Last September, Kmart aired a Christmas ad 105 days before Christmas. AdAge said it was the “earliest ever kickoff to holiday marketing,” and an analyst the publication reached out to called Kmart’s extreme timing “eye-opening.” “This might give new meaning to … ‘Christmas Creep,’” another retail expert added, using a phrase coined in the '80s to refer to retailers' practice of starting holiday marketing earlier every season.
A year, it seems, is just enough time to forget exactly when Christmas ads begin to appear. Holiday marketing has reliably started at the same time for over a century, as Paul Collins has noted in Slate, so it’s really less of a creep and more of a hard line.
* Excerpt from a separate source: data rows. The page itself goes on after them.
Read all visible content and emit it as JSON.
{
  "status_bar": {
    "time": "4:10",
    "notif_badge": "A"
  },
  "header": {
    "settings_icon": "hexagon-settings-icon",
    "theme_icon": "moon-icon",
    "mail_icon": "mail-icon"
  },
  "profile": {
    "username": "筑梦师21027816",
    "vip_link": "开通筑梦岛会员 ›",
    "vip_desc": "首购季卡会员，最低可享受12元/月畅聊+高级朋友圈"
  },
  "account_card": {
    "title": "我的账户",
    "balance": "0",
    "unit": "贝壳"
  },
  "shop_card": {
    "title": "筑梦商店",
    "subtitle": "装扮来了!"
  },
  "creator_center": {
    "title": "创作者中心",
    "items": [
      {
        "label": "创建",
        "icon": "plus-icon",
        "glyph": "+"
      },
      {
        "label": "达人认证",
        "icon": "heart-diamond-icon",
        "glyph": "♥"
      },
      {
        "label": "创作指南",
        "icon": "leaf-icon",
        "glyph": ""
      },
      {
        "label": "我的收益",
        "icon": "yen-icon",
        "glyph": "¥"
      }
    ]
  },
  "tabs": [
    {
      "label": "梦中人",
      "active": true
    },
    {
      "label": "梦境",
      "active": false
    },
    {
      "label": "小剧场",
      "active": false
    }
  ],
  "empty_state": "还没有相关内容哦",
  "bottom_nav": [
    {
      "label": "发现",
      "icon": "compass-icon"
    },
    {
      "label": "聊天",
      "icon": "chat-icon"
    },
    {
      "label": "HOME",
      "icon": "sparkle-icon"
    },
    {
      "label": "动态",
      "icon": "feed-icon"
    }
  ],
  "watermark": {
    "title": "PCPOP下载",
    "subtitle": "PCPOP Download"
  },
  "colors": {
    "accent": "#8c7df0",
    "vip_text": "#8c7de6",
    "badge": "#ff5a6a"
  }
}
Contrary to AdAge’s proclamation, some ads have run as early as August.
Commencing the holiday-shopping season early was originally a retail contrivance in the late Victorian era, Collins explains, but over the years, the habit became culturally ingrained thanks to the help of other movements: It’s been championed by progressives (shopping early put less strain on the labor force during the holidays, lessening the need for child labor) and the federal government (September shopping relieved the shipping bottleneck that would arise during the holidays).